We met two neighborhood teachers to learn what’s in store for Park Slope students this year and what makes teaching in our neighborhood unique.
The school year is now in full swing, and Park Slope’s many teachers have returned to their classrooms to begin a new year of lessons, games, and projects with their students. We met with two neighborhood teachers, Ilana Dogim from P.S. 321 and Chris Rochford from P.S. 39, to find out what’s in store for Park Slope students this year and what makes teaching in our neighborhood unique.
“I see my role as helping students fall in love with learning, themselves, and their community, from our classroom to the entire planet,” says Ilana Dogim, who has taught at P.S. 321 on 7th Avenue for the past thirteen years. “I am a huge supported of project-based learning. Students get much more out of their education if they get to actually ‘touch’ it and ‘create’ it for themselves.” Throughout the school year, Ilana’s classroom transforms into the Amazon Rain Forest, Plymouth Plantation, and a “Canstruction” exhibit, and her students get to experience life as everything from pilgrims to the Yanomami tribe. “These activities span the curricular areas through research and publication as well as measurement, painting, and community building,” she says, noting that in addition to keeping content exciting for students, it also allows her to meet the needs of each individual student based on academic levels and interests.
In addition to Ilana’s knack for making hands-on learning fun, she also knows the importance of the parent-teacher relationship. “I am in constant contact with parents via e-mail. I believe these communications are incredibly important to my students. Having them see their parents working with me as a team can make a huge difference when dealing with any obstacles that can come into play as well as giving students a stronger sense of the support around them. In the end, I believe my classroom is a family, and that family includes myself, my students, and their caregivers.”
Constant availability and communication between parents and teachers is also key for Chris Rochford, who teaches kindergarten at P.S. 39 on 6th Avenue and 8th Street. “It’s easy for me to quell a parent’s concerns when they’re thinking of them as opposed to having to wait a night or write me an email and I have to get back to them,” he says. Beyond being just an e-mail or phone call away, Chris also likes visiting his students and their parents at home. “When I was in first grade, my parents had my teacher over for dinner, and that’s such a vivid memory in my head,” he says. “I wanted to make that opportunity available for my students. I really enjoy it.”
Instead of keeping P.S. 39’s three kindergarten classes self-contained, each room claims a different learning space. “We’ve combined everything so we have a reading and writing environment, a math and science environment, and a dramatic play and social studies environment, and we switch with our class into the different rooms for the different lessons of the day,” Chris says. “It’s one way that’s great for camaraderie – they all get to see each other, and we really get to know everybody in kindergarten. So it’s really a fantastic setup.” The P.S. 39 building is railroad-style, so Chris says it’s a very close-knit community: “There are no hallways, there are doors that have been subdivided. It’s very different than going into your classroom and closing your door. I’m constantly seeing and interacting with my fellow teachers.” P.S. 39’s collaborate environment also extends into the community, and the students take field trips to Prospect Park, the Brooklyn Public Library, and local businesses ranging from ice cream parlors to print shops both in Park Slope and surrounding neighborhoods.

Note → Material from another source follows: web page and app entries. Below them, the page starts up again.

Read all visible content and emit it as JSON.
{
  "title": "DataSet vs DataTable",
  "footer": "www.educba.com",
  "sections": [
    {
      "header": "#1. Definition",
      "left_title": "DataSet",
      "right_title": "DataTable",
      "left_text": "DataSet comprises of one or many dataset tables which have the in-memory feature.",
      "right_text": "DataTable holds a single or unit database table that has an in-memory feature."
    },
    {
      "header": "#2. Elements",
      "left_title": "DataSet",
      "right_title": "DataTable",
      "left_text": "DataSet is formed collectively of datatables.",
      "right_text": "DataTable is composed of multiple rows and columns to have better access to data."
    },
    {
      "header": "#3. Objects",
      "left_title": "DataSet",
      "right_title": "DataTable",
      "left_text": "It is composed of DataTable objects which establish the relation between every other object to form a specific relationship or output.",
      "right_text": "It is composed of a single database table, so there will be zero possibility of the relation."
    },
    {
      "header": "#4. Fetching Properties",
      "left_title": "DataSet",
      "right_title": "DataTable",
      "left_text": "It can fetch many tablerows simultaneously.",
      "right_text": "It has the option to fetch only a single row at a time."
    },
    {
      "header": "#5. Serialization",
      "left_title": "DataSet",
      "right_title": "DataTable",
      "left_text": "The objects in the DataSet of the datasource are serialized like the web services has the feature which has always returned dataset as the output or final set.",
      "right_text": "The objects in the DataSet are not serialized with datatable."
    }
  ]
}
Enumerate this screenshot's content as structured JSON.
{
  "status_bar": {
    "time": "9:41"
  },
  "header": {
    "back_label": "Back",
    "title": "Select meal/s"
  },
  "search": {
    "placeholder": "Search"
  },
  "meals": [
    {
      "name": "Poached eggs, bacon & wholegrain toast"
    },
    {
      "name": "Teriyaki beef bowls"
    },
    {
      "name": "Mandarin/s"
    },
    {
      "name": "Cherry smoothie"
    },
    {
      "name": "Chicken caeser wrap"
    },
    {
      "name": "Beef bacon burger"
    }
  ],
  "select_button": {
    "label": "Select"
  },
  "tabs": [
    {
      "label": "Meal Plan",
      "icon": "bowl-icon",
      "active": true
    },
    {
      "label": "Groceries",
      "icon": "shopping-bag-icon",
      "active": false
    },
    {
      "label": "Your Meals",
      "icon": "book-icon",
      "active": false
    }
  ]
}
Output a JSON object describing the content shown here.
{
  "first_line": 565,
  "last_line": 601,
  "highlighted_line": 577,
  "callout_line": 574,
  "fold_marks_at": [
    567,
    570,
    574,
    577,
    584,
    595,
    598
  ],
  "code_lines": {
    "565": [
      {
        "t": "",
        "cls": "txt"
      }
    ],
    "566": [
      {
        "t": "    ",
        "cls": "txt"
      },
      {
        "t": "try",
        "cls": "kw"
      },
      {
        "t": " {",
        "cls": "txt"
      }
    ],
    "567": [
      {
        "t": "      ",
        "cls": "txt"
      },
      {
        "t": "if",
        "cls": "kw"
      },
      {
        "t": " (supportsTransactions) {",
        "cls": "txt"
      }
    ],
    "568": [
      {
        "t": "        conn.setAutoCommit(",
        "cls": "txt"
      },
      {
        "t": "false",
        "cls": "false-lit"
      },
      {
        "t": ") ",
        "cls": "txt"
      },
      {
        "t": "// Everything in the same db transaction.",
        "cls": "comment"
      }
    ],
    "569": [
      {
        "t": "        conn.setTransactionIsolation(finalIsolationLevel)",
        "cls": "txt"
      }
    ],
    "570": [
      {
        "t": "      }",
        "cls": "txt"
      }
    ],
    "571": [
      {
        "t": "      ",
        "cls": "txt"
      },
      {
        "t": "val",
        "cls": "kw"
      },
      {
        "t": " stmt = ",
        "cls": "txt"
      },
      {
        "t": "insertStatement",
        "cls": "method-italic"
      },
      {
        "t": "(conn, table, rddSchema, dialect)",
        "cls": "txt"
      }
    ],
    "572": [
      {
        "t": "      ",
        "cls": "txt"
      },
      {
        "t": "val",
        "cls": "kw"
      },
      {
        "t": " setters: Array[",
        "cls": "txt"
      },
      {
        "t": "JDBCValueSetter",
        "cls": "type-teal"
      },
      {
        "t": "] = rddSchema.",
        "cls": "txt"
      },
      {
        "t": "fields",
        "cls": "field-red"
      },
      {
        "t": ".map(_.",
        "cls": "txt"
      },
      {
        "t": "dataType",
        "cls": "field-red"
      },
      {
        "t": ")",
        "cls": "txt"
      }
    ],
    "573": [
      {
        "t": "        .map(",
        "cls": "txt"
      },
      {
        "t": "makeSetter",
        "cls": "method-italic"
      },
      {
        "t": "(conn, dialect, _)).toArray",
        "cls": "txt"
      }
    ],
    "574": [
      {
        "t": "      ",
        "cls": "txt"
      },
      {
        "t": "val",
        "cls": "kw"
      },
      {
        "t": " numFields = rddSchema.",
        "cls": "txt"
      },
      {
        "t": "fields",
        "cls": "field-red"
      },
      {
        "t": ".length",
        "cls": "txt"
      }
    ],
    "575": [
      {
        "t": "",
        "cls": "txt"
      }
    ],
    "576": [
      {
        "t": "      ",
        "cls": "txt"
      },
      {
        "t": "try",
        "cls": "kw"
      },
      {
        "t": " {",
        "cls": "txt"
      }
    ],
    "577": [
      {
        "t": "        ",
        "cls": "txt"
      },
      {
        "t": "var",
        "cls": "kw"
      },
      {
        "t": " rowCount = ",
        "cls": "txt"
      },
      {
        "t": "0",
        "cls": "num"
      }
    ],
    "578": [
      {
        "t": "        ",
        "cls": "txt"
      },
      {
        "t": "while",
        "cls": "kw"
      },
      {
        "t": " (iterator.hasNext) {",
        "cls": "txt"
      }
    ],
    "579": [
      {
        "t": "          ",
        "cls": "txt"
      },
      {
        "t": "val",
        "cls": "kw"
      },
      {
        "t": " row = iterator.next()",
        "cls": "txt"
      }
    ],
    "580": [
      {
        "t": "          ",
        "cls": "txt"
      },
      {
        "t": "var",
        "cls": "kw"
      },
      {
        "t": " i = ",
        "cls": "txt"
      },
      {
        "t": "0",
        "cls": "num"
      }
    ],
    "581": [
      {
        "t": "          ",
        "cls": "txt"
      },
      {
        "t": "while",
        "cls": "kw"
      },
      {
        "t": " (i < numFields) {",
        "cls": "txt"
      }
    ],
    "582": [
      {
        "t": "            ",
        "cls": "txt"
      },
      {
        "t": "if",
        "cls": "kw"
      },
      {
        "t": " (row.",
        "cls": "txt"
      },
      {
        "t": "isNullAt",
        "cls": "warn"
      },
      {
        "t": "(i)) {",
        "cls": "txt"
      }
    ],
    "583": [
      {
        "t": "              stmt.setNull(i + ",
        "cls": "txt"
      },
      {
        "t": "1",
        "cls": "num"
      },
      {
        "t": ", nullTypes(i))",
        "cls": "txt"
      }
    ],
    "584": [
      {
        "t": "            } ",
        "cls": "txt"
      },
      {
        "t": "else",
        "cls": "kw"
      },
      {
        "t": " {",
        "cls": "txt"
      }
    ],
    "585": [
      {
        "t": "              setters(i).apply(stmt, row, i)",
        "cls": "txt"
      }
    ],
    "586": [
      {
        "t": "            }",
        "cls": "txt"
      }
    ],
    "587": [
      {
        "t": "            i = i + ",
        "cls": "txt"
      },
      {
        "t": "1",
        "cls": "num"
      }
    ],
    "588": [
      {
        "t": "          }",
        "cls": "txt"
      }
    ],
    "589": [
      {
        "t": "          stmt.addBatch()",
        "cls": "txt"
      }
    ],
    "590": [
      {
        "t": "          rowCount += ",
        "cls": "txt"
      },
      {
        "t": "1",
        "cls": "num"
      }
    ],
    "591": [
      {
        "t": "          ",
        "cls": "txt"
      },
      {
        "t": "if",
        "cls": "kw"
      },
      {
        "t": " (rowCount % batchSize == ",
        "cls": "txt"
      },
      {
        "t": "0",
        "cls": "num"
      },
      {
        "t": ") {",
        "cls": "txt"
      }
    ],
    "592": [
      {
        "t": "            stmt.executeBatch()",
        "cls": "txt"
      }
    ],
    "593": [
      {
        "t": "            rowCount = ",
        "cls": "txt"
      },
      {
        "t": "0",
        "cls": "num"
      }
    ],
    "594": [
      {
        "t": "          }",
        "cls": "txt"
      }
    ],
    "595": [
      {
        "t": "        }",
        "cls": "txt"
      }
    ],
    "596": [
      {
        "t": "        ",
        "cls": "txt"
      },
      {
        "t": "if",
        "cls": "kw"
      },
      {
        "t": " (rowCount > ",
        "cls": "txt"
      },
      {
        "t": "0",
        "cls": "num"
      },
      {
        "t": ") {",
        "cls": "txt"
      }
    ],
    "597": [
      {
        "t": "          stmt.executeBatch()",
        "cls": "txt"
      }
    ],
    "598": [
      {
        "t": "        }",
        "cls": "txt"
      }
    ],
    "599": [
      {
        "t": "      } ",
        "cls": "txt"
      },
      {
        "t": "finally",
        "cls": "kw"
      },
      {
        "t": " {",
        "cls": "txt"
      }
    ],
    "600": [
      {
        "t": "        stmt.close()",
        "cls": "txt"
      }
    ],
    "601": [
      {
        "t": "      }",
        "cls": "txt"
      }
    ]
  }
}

Both Chris and Ilana find teaching students to be both a rewarding and mutual learning experience. “Watching my students fall in love with learning, begin to discover their own unique strengths and weaknesses, and grow into more independent thinkers is incredibly rewarding,” Ilana says. “Being part of the creation of a safe and supportive community where students respect and support each others’ differences in addition to their similarities is also very rewarding.” As for learning from the students, Chris says the process is daily “because you’re constantly modifying your approach. You can make the best lesson plan in the world, but when it’s delivered, it’s all based on how the students receive it and their ability to follow that lesson plan. Sometimes it works, and sometimes it’s an absolute disaster – I mean we learn something, but it just didn’t flow the way that we planned, and then you regroup and you revamp. So I’m learning a significant amount from the kids, even in kindergarten.” Chris also knows the lasting impression he makes on his students and brings that awareness to his teaching every day. “That weighs on my mind with the way that I speak and the words that I use. I absolutely want to leave them with the happiest kindergarten experience. I can set the tone for their entire educational career – every teacher can.”
School has been in session for weeks now, but back in August, Ilana told us she was looking forward to countless things about her job as a teacher. “I can’t wait to create our messy art projects. I’m eager to hear about my students’ unique interests and experiences. I can’t wait to make them laugh for the first time. I can’t wait to see the look on their faces when they achieve something they thought was beyond their reaches. There’s so much more I’m looking forward to, but I think this is a good start.”